Skip to main content
Article thumbnail
Location of Repository

The effect of upstream duct boundary layer growth and compressor blade lean angle variation on an axial compressor performance

By I. Templalexis, Vassilios Pachidis, Pericles Pilidis and P. Kotsiopoulos


The compressor of a gas turbine engine is extremely vulnerable on upstream duct- induced flow non-uniformities whether the duct is an engine intake or an interconnecting duct. This is justified by its position being literally an extension of the duct flow path, coupled to the fact that it operates under adverse pressure gradients. In particular, this study focuses on performance deviations between installed and uninstalled compressors. Test results acquired from a test bed installation will differ from those recorded when the compressor operates as an integral part of an engine. The upstream duct, whether an engine intake or an inter-stage duct, will affect the flow-field pattern ingested into the compressor. The case study presented here aims mostly at qualifying the effect of boundary layer growth along the upstream duct wall on compressor performance. Additionally, the compressor performance response on blade lean angle variation is also addressed, with the aim of acquiring an understanding as to how compressor blade lean angle changes interact with intake-induced flow non-uniformities. Such studies are usually conducted as part of the preliminary design phase. Consequently, experimental performance investigation is excluded at this stage of development, and therefore, computer-aided simulation techniques are used if not the only option for compressor performance prediction. Given the fact that many such design parameters need to be assessed under the time pressure exerted by the tight compressor development programme, the compressor flow simulation technique needs to provide reliable results while consuming the least possible computational time. Such a low computational time compressor flow simulation method, among others, is the two-dimensional streamline curvature (SLC) method, being also applied within the frame of reference of the current study. The paper is introduced by a brief discussion on SLC method. Then, a reference is made to the radial equilibrium equation, which is the mathematical basis of SOCRATES, a turbomachinery flow simulation tool that was used in this study. Subsequently, the influence of the upstream duct on the compressor inlet radial flow distribution is being addressed, with the aim of adjusting the compressor blade inlet lean angle, in order to minimize compressor performance deterioration. The paper concludes with a discussion of the results

Topics: lean angle, intake, streamline curvature, radial equilibrium equation, compressor performance
Publisher: Professional Engineering Publishing
Year: 2010
DOI identifier: 10.1243/09544100JAERO637
OAI identifier:
Provided by: Cranfield CERES

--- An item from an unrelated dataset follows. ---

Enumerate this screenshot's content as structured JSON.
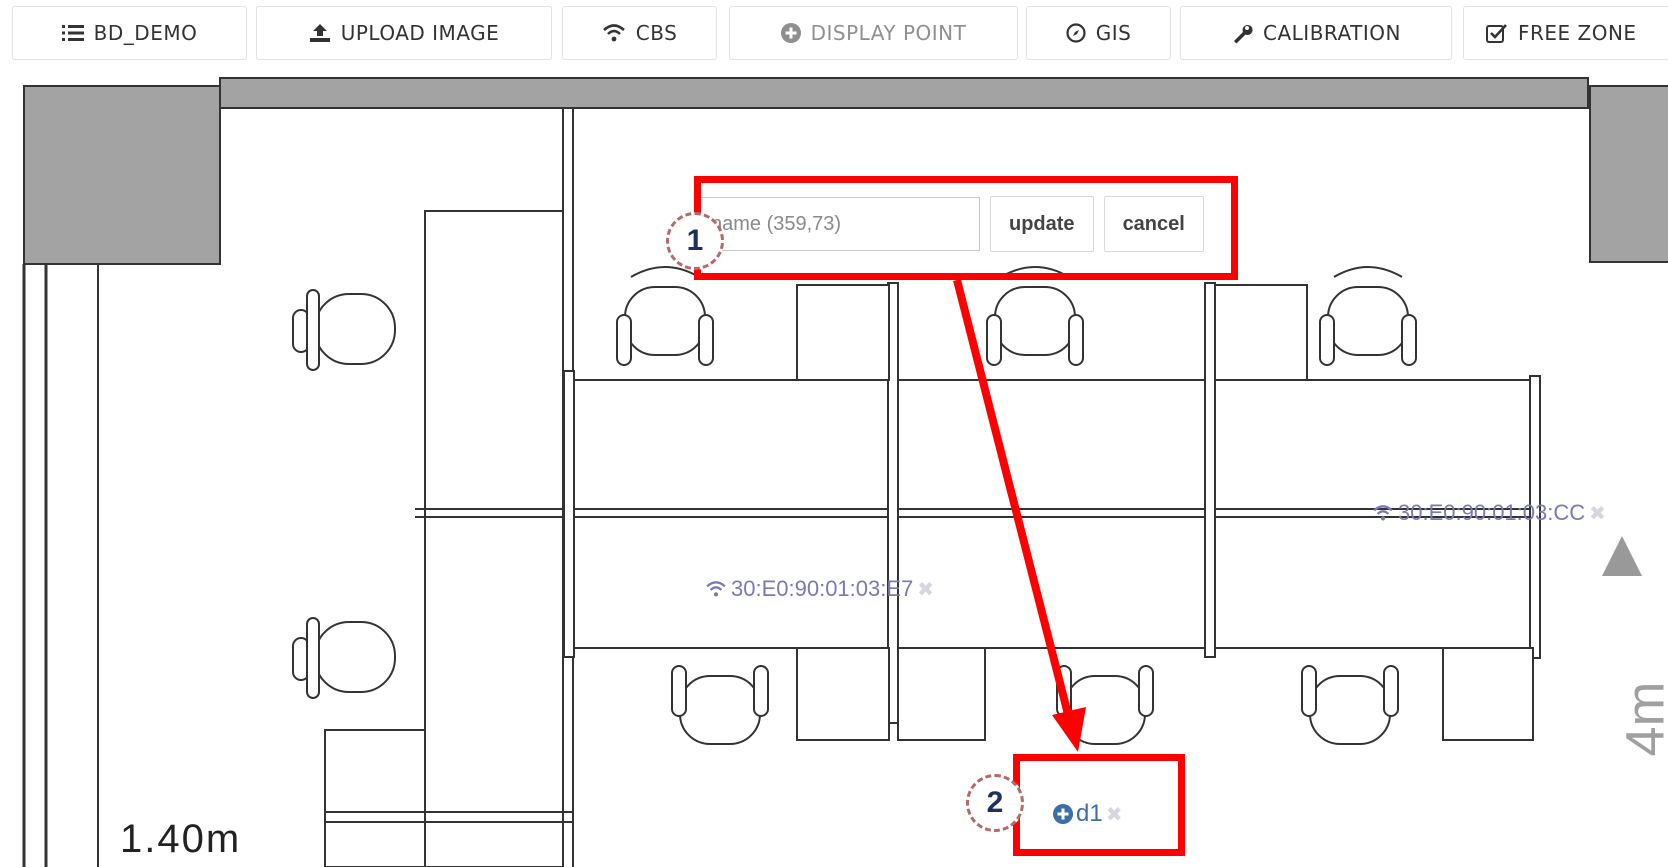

Suggested articles


  1. (1958). A Practical Method Of Predicting Transonic-Compressor Performance”, doi
  2. (1957). A preliminary analysis of the magnitude of shock losses in transonic compressors”,
  3. (2006). Abudus Samad, Kwang-Yong Kim “Optimal Design of Swept, Leaned and Skewed Blades in a Transonic Axial Compressor”, GT2006-90384, ASME Turbo Expo, Power For Land, Sea and Air, doi
  4. An Iterative Method for Blade Profile Loss Model Adaptation Using Streamline Curvature”, doi
  5. (1949). Application Of Radial Equilibrium Condition To Axial-flow Compressor And Turbine Design”,
  6. (2007). ASME Cycle Innovations Committee Best Paper Award for
  7. (1968). Axial Flow Compressor Computer Program for Calculating Off-Design Performance (Program IV)”, General Motors, Allison Division, Indianapolis, Prepared for NASA,
  8. (2003). Axial-Flow Compressors: A Strategy For Aerodynamic Design And Analysis”, doi
  9. (1965). Chapter VI - Experimental Flow In
  10. Compressor With Distorted Inlet Flow.”, doi
  11. (2008). Development of a 2D compressor streamline curvature code”, doi
  12. (1991). Inlet Distortion Effects In Aircraft Propulsion System Integration”.
  13. (1977). Performance And Stability Of A J85-
  14. Performance Of Two-Stage Fan Having Low-AspectRatio, First Stage Rotor Blading”,
  15. (2007). Prediction of Engine Performance Under Compressor Inlet Flow Distortion Using Streamline Curvature”, doi
  16. (1970). Secondary flow losses in axial compressors.”
  17. (1961). Shock Losses In Transonic Rotor Rows”, doi
  18. (1950). The Low Speed Performance Of Related Aerofoils In Cascade”,
  19. (2008). Turbo Expo, Power For Land, Sea and Air,
  20. (2002). Xu “The Effects of Lean and Sweep on Transonic Fan Performance”, GT2002-30327, ASME Turbo Expo, Power For Land, Sea and Air, doi

To submit an update or takedown request for this paper, please submit an Update/Correction/Removal Request.